Just before I came to Brazil, I bought a new camera, for which I worked two weeks. This price made me extremely dedicated to using it. And bet, I did! After sorting out all my pictures and videos, there was about 4000 left of them. During my time in Brazil, I didn’t have the most positive attitude towards social media. My priority was to enjoy everything that was happening there, be at the moment, and not to show that on social media. Thus I shared only a few of them. Now, being home, plenty of people ask me how my year was, how is Brazil, what did I do there. At these moments, I often intuitively reach for my camera which is always with me, and as I explain, I make a little presentation of my pictures and videos. I found this extremely helpful. That’s why, I decided to make up for my absence on social media, and make this video to show at least a part of how my year in Brazil, Florianópolis was.
[vc_video link=’ https://www.youtube.com/watch?v=aSAZ4REu0jk&feature=youtu.be’]
Andy Warhol famously said: “A picture means I know where I was every minute. That’s why I take pictures. It’s a visual diary.” I don’t dare to compare myself to this arts giant, but I can confidently say that this is also the way I look at photos. As I was working on this video, I was scrolling nostalgically up and down through all my pictures, wondering how can I best show what I did in Brazil. Since I took at least a picture every second day, upon seeing any given picture, it immediately reminded how was I doing at that time.
First of all, I can confidently conclude that I had lots of happy moments. Most of them were happy. This strikes me because at the beginning I wasn’t completely content with my decision to come to Brazil and to participate in the program. I expected too much. I expected to have a perfect year, to live in a constant adventure, to surf every day, to have plenty of Brazilian friends immediately, to have a great life. All these expectations made me blunted. I looked only for these aspects of the program, subconsciously ignoring the other ones. I rated my time mainly on my expectations. This was a big mistake. In addition to all this stress, I was applying to universities, which made me twice as nervous about my time in Brazil.
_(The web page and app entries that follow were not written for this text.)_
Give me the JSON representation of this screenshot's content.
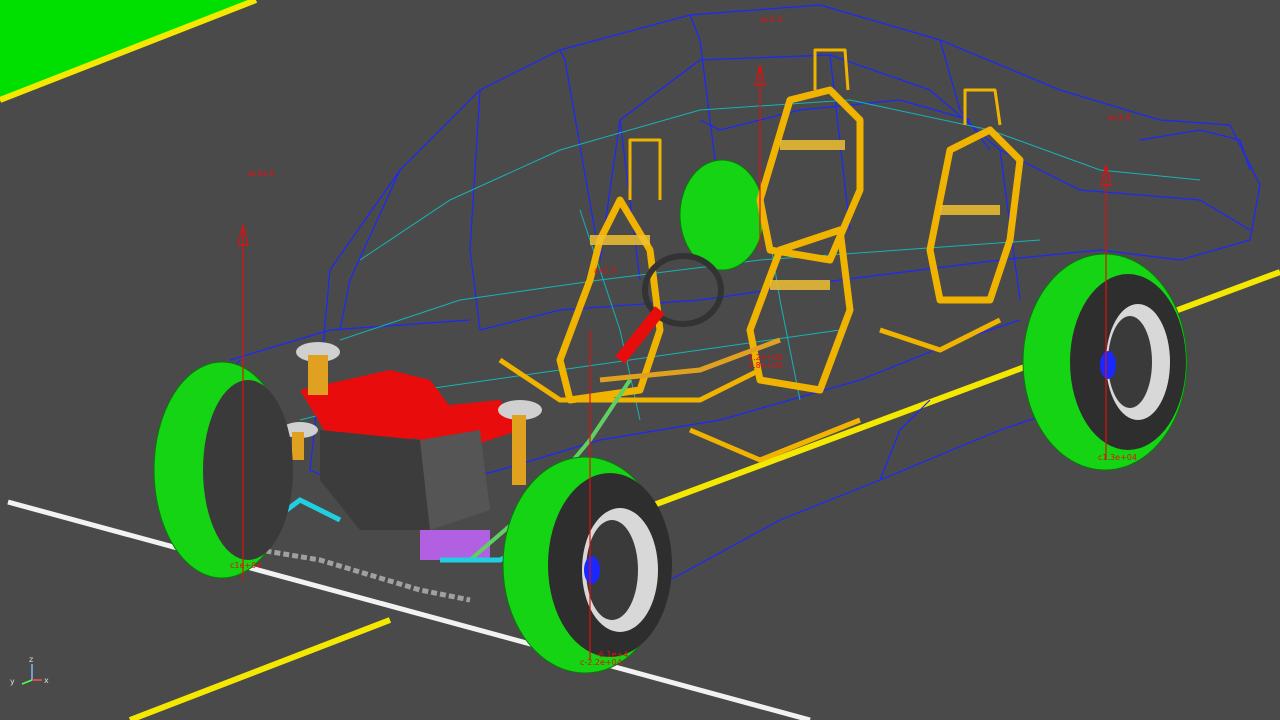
{
  "colors": {
    "background": "#4a4a4a",
    "grass": "#00e000",
    "road_yellow": "#f4e800",
    "road_white": "#f2f2f2",
    "wireframe_blue": "#1a28ff",
    "wireframe_cyan": "#15b4b4",
    "tire_green": "#14d414",
    "seat_yellow": "#f0b400",
    "engine_red": "#e80c0c",
    "engine_dark": "#3c3c3c",
    "marker_red": "#e01010",
    "triad_z": "#8ab4ff",
    "triad_x": "#ff5050",
    "triad_y": "#50ff50"
  },
  "viewport": {
    "name": "3d-model-viewport",
    "model": "vehicle-assembly-wireframe"
  },
  "markers": [
    {
      "id": "front-left-axis-label",
      "text": "ax3a.0"
    },
    {
      "id": "roof-axis-label",
      "text": "ax1.0"
    },
    {
      "id": "rear-right-axis-label",
      "text": "ax3.0"
    },
    {
      "id": "cabin-label-a",
      "text": "ax2.0"
    },
    {
      "id": "cabin-label-b",
      "text": "2.2e+04"
    },
    {
      "id": "cabin-label-c",
      "text": "2.8e+04"
    },
    {
      "id": "front-left-wheel-label",
      "text": "c1e+04"
    },
    {
      "id": "front-right-wheel-label-a",
      "text": "-6.1e+4"
    },
    {
      "id": "front-right-wheel-label-b",
      "text": "c-2.2e+04"
    },
    {
      "id": "rear-right-wheel-label",
      "text": "c1.3e+04"
    }
  ],
  "triad": {
    "z": "z",
    "y": "y",
    "x": "x"
  }
}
The turning point came when I let go what I expected and opened my eyes towards what I am offered with. I had a great family, with an incredible cultural background, where I immediately joined their culturally active life. I joined their folkloric theatre club, Boi de mamão, where we met, sang, danced and so rehearsed for the next performance. Through them, I got to a theatre where we performed in front of 900 people twice, and I also played the tambourine in a typical Carnival Parade. These are only a few of the examples which opened to me, once I adapted to my new life when instead of thinking about what I wanted to do before my arrival, I rather thought of what I can do right now. If we focus to fulfil our expectations, we rob ourselves of great opportunities which arise when we forget these expectations. These made my time in Brazil amazing.
I might not be a good surfer right now, but I have a close community there, where I know I can always come back in the same way I come back home.
I am incredibly thankful for that!